Most of my mistakes were made years ago when I was a custom furniture maker. There was a time when I thought I had to have every job that walked through the door. And at that time I was shy about charging the amount the piece was actually was worth. I always felt I had the best customer base in the world. In 25 years, never had one piece returned or have a customer tell me they didn’t like what I made for them. And when I look back, they would still have bought and been happy with a little higher price. My struggles during those years would have been less.
If it is the highest quality with strong eye appeal, folks will appreciate and pay for it. And you will develop a lasting following.
What inspires you while designing and/or creating new products.
I think my inspiration making things eat a very young age. When I was small, before making anything, i tore a lot of things up and yes I was always in trouble. I always wanted to see inside things, why does it work the way it does? Then I gradually discovered tools, crude at the beginning, with which I could make things with. Fast forward to today, I have the best tools and I’m always wanting to make it different than anything out there on the market. And to compliment all of that, I love beautiful wood. Wood selection in everything I make is very important to me. I always feel that if like it, my customers will love it.
How did you get the background and skills necessary to run this type of business?
My background and skills necessary to run my business, well, I always thought I was born with it, had a natural knack for it. I honed my skills over the many years I have been woodworking.

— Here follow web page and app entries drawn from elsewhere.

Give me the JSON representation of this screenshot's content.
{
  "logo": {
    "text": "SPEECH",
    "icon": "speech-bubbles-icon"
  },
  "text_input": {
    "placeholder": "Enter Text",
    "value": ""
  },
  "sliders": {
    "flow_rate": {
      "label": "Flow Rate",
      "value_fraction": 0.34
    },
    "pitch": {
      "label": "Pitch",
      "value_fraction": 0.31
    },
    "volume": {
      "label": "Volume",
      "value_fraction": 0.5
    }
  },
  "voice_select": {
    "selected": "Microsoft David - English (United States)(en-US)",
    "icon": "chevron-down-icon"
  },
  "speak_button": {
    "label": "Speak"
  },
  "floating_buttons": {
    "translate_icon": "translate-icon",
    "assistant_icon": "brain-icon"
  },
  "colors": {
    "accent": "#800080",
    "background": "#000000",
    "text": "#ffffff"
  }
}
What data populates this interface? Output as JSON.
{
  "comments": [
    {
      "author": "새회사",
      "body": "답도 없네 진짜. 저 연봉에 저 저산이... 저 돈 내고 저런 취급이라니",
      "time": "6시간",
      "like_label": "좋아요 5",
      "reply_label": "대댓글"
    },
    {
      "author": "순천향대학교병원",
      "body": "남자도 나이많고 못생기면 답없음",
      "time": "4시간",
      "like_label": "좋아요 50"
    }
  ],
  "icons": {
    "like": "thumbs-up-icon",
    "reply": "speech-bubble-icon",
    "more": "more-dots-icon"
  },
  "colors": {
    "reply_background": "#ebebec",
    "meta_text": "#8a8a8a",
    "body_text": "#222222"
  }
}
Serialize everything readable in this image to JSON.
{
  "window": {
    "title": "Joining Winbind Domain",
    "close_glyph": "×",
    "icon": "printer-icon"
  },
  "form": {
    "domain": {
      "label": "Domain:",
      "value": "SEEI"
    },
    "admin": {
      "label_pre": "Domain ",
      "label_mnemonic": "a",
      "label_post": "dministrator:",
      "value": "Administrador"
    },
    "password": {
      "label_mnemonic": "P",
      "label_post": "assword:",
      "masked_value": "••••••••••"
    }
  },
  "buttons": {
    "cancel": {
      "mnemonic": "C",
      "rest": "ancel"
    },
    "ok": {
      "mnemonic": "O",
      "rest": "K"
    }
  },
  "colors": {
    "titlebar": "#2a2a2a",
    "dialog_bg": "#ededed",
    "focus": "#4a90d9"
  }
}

And equally as important, I’m not afraid to work, got that characteristic from my father on the farm.
What are some of the most effective ways in terms of marketing products to your customers?
On the Etsy sales platform, I’m not afraid to spend money on promoted adds but that’s just the beginning. High quality, functional, strong eye appeal, being different than what is already out there, all of these is my best marketing tool. And my product selection keeps expanding and when it does, its a product that requires a different search words and terms other than what I already have for my other products. The broader my product selection, the more people that visit my shop.
What would you say are the key elements for starting and running a successful online business?
Think I covered this in previous answers.
How do you personally define business success? Is it money? Freedom? Influence? Creative expression and innovation? Something else?
Success to me is a journey that never ends. If it ends, the creative expression dies with it. It’s not only ones work that creates the money, the joy with it balances out the journey, ones success.
Describe your day-to-day operation. How do you manage your time?
I have the freedom that has no sense of time. Some would call me a workaholic. Should I apologize for loving what I do? Yes there is other things in life I enjoy but I still don’t ever want to retire. The more I create, the more excited I get about creating things.
How do you plan on growing your business? What is the biggest impact on your profitability?
Growth in my business comes from constantly adding new and different products to my line. I hope my sales platform can level off their desire to squeeze more money from the sellers. I dropped all my wholesale accounts a while back. If a sales platform ever approches the 50/50, I’m done. I want to make money for my hard work. After the dust settles, a sales platform that takes 15-20% of sales is enough. I also sell on Amazon. I don’t want Etsy to become hard and cold like Amazon or Ebay. If it does, I’m done.